>>

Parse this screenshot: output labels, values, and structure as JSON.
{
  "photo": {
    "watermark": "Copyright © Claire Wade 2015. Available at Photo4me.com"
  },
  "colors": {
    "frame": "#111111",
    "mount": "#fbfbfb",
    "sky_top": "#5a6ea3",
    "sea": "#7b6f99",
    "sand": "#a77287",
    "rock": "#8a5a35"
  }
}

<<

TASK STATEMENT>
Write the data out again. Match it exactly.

RESPONSE AREA>
Parse this screenshot: output labels, values, and structure as JSON.
{
  "photo": {
    "watermark": "Copyright © Claire Wade 2015. Available at Photo4me.com"
  },
  "colors": {
    "frame": "#111111",
    "mount": "#fbfbfb",
    "sky_top": "#5a6ea3",
    "sea": "#7b6f99",
    "sand": "#a77287",
    "rock": "#8a5a35"
  }
}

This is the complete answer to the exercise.